The overall 26.3 percent meat department gain was fueled by double-digit gains for all proteins. The two smaller proteins, turkey (39.5 percent) and lamb (40 percent), had the highest percentage gains, but beef easily had the highest absolute dollar gains ($131 million), followed by chicken ($39 million) and pork ($24 million).
Turkey’s strong week was driven by the combination of growth in ground turkey (33.8 percent) and whole turkeys (127.2 percent). The latter is driven by extended holiday promotions by several retailers and particularly Walmart’s “pay it forward,” no expiration gift card that can be used specifically towards a whole bird turkey or ham.
Buying frequency increases for grinds
Ground proteins were frequently among those items with purchase limitations in mid-March and again in late April and May. Popular due to their versatility and ease of preparation, grinds achieved big gains over the week ending May 17 versus the comparable week in 2019. Among them: ground beef increased 31.2 percent and ground turkey 33.8 percent. Ground chicken rose 27.1 percent, while ground pork was up 11.3 percent.
Ground beef has been a pandemic powerhouse, with an additional $1 billion in year-to-date sales through May 17 versus the same period in 2019.
Looking at four weeks ending April 19, which encompass the two panic buying weeks, household penetration for ground beef rose 7 points to 49 percent of U.S. households, according to IRI National Consumer Panel data for Total U.S. All Outlets.
The average household spent $5 more on ground beef than in the prior year, an increase of 30 percent. And the buying frequency increased, with 23 percent of buyers purchasing ground beef two or more times during that four week period, up 6 percent from 2019.
A look by area
Total meat department sales came in just under $1.4 billion for the week, with continued gains for the big three (beef, chicken and pork) that have seen double and triple-digit increases since the week of March 15. Roerink pointed out that processed meats, sausages, frankfurters and bacon continued to do extremely well also.
|2020 Weekly $ sales gains versus comparable 2019 week ending…||$|
Source: IRI, Total US, MULO, 1 week % change vs. YA
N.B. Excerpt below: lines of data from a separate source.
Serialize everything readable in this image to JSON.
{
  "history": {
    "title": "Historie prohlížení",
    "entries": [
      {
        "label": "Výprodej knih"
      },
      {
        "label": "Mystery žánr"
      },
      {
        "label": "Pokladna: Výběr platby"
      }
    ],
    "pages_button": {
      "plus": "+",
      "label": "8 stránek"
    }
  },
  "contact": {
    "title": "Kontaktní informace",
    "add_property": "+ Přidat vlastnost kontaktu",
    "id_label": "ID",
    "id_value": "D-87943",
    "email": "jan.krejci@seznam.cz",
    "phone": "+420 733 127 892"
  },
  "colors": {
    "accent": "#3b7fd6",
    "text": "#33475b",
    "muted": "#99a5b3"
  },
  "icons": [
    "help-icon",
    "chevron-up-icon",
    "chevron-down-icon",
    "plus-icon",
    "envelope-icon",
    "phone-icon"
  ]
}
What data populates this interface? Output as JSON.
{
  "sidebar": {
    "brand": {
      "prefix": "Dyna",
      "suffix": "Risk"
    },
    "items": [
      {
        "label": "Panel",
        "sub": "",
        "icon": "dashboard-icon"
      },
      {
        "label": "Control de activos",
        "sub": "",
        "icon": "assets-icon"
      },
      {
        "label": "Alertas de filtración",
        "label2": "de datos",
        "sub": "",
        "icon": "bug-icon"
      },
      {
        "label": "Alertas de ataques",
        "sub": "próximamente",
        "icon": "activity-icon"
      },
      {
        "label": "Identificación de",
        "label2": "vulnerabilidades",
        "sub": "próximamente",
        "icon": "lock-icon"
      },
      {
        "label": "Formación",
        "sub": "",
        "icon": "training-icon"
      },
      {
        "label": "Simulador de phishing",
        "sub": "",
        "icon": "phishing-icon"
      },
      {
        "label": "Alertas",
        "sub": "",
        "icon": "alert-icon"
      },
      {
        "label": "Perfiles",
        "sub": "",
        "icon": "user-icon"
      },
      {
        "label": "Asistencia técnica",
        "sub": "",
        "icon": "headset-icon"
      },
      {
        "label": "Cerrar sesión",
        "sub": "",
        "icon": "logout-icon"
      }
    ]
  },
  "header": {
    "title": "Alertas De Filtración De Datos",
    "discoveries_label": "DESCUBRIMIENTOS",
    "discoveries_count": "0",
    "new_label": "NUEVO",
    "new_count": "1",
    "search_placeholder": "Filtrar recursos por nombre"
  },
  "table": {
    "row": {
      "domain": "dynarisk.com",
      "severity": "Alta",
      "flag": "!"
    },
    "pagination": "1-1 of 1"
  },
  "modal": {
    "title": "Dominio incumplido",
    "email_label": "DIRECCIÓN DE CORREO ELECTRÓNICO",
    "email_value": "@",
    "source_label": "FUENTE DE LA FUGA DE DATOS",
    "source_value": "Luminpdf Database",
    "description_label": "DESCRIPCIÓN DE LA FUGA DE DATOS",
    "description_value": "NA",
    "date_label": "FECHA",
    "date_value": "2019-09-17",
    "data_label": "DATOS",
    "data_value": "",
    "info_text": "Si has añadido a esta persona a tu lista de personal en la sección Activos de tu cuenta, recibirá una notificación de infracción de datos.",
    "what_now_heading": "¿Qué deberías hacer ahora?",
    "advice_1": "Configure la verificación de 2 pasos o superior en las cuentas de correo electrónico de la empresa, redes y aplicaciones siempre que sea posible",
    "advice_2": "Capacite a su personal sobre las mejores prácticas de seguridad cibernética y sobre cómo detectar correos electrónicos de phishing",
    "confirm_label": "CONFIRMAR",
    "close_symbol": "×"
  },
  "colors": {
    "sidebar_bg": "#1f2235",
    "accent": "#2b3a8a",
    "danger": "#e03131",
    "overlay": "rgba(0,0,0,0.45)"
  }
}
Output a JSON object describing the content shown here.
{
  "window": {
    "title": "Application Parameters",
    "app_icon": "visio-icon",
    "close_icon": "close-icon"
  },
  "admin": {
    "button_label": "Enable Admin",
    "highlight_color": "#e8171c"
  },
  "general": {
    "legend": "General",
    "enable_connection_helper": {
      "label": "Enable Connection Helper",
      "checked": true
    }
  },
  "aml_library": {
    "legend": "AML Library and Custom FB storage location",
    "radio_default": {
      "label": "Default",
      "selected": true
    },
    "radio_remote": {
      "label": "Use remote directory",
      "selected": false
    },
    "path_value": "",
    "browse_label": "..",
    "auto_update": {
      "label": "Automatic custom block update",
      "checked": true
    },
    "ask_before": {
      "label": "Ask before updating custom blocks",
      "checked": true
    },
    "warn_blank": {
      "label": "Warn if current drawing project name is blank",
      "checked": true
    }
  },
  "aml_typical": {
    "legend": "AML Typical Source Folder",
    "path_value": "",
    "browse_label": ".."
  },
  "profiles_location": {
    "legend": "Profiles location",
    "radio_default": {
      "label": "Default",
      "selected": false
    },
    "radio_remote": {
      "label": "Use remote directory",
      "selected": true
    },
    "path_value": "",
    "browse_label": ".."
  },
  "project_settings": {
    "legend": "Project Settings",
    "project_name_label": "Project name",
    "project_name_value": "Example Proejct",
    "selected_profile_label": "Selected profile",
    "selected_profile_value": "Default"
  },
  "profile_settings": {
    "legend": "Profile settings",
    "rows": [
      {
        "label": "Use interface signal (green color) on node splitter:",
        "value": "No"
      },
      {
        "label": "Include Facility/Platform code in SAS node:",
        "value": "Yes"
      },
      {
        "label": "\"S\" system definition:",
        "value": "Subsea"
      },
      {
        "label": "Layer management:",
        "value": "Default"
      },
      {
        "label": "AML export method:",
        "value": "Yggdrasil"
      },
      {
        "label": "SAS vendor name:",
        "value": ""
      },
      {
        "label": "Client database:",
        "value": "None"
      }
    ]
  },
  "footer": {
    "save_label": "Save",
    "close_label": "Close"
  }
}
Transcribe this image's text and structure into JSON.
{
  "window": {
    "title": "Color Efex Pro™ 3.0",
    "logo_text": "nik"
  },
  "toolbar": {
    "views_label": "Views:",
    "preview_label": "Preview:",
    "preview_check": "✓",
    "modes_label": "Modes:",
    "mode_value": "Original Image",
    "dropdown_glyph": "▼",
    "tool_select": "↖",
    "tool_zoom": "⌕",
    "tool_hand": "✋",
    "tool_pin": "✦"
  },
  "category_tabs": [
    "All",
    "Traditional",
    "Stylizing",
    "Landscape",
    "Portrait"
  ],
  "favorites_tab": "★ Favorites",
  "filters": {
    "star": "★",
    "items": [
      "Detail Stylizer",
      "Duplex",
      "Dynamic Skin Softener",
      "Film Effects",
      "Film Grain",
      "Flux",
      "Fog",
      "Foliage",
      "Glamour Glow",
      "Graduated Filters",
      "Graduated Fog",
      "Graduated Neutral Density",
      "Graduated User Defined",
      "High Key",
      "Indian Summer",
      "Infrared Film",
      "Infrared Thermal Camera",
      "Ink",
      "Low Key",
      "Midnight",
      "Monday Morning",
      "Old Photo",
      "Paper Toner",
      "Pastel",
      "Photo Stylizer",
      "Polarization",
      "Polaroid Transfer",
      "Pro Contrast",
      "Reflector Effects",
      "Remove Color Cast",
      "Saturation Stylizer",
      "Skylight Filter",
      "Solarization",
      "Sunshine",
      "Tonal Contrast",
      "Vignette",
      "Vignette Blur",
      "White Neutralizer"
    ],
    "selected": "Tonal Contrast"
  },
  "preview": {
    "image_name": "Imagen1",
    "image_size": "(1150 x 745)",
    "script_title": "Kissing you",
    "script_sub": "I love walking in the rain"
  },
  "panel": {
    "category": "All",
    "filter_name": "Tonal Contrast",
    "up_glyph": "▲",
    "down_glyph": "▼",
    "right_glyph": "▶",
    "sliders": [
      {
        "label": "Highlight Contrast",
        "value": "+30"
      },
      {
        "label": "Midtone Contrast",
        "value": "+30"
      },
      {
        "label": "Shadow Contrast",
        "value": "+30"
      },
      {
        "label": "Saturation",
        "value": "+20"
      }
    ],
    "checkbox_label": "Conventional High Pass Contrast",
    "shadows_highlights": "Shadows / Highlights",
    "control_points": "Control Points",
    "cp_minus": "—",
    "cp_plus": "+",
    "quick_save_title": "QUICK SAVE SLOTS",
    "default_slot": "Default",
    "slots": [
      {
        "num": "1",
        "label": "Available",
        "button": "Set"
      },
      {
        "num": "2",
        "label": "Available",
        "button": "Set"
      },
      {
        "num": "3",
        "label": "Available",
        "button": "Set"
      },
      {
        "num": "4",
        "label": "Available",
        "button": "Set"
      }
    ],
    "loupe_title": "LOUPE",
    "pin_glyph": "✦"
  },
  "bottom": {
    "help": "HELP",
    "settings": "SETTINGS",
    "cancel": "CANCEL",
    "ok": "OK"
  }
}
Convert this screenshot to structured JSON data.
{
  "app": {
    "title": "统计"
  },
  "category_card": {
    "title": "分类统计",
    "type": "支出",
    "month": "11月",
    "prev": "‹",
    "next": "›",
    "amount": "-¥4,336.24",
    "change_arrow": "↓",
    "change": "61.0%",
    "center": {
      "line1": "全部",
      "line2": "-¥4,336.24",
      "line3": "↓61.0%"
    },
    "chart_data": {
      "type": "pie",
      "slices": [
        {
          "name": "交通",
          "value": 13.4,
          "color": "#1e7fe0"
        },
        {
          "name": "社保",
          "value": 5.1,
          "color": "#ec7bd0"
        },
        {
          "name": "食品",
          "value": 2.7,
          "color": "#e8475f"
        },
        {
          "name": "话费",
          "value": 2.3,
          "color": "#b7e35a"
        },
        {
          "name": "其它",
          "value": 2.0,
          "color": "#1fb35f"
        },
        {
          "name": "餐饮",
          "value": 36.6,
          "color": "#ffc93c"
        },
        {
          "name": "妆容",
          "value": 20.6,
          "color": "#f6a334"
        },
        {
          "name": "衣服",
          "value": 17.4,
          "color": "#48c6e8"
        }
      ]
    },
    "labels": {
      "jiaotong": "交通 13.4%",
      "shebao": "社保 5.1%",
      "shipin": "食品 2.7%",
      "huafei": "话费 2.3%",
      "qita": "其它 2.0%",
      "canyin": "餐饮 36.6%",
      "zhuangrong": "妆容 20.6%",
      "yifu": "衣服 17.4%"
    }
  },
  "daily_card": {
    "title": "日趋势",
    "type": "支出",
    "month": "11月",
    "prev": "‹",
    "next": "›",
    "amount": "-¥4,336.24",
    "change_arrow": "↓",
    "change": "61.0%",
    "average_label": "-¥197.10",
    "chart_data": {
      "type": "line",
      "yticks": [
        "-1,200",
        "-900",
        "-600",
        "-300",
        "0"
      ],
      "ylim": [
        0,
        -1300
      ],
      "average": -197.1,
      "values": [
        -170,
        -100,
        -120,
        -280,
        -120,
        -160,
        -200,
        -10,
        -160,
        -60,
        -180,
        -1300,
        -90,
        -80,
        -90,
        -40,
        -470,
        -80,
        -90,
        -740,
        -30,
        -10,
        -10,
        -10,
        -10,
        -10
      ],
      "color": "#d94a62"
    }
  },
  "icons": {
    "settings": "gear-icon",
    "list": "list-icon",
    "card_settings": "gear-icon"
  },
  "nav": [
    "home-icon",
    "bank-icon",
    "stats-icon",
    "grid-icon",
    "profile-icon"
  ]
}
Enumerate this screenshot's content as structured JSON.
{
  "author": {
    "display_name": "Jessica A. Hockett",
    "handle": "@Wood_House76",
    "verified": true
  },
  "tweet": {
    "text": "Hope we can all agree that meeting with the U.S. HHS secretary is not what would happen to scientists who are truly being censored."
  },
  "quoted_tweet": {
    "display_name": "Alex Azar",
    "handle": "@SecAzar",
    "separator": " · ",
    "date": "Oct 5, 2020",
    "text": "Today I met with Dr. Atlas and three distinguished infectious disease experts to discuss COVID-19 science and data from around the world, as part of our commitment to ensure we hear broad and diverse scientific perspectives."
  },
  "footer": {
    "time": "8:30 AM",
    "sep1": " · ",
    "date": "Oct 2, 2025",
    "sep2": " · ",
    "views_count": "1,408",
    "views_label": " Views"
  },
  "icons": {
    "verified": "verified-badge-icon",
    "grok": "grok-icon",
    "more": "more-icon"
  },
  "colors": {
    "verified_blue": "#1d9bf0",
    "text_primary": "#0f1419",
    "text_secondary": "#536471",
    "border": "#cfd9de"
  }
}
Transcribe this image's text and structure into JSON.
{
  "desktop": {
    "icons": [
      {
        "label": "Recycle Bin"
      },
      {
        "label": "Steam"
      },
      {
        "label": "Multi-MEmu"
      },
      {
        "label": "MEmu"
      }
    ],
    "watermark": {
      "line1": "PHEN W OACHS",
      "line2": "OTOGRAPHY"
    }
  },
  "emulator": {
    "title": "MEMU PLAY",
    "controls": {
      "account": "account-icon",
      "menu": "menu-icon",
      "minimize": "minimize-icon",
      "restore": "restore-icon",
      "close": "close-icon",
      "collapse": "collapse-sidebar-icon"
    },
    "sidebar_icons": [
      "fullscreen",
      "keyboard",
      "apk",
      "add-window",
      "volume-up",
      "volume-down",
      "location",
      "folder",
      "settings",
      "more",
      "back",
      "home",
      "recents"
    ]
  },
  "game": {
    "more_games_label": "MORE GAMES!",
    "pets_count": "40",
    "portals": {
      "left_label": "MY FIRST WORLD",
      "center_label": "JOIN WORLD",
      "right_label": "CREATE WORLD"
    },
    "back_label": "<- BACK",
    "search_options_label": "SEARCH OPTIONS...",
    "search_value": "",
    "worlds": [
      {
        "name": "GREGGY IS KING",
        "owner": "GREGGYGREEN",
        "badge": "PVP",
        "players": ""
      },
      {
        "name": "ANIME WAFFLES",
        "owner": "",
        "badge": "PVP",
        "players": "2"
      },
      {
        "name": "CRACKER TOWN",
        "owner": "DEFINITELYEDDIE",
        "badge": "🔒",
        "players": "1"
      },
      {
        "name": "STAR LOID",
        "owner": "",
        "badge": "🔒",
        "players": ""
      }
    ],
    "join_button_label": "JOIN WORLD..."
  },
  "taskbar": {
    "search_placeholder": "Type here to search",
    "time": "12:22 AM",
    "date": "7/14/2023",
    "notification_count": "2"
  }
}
Significant differences are observed when comparing dollar protein shares between the first week of March, reflecting pre-pandemic sales levels, and the week ending May 17.
While shares are influenced by holidays and differ from week to week, pork and beef’s share continues to be elevated in the one week and year-to-date views, whereas chicken’s share is down in both. The same look at volume shows the effect of pricing, though increased volume shares for beef and pork as well.
|Dollar sales||Volume sales|
|Week ending 3/1/20||Week ending 5/17/20||Building calendar year 2019||Building calendar year 2020||Week ending 3/1/20||Week ending 5/17/20|
Source: IRI, Total US, MULO, % of total fresh dollars | “All other” not reflected
As states begin to enter their various phases, the economic and social readiness of consumers to re-engage with foodservice will become clearer. For the foreseeable future, it is likely that grocery retailing will continue to capture an above-average share of the food dollar with meat in a starring role.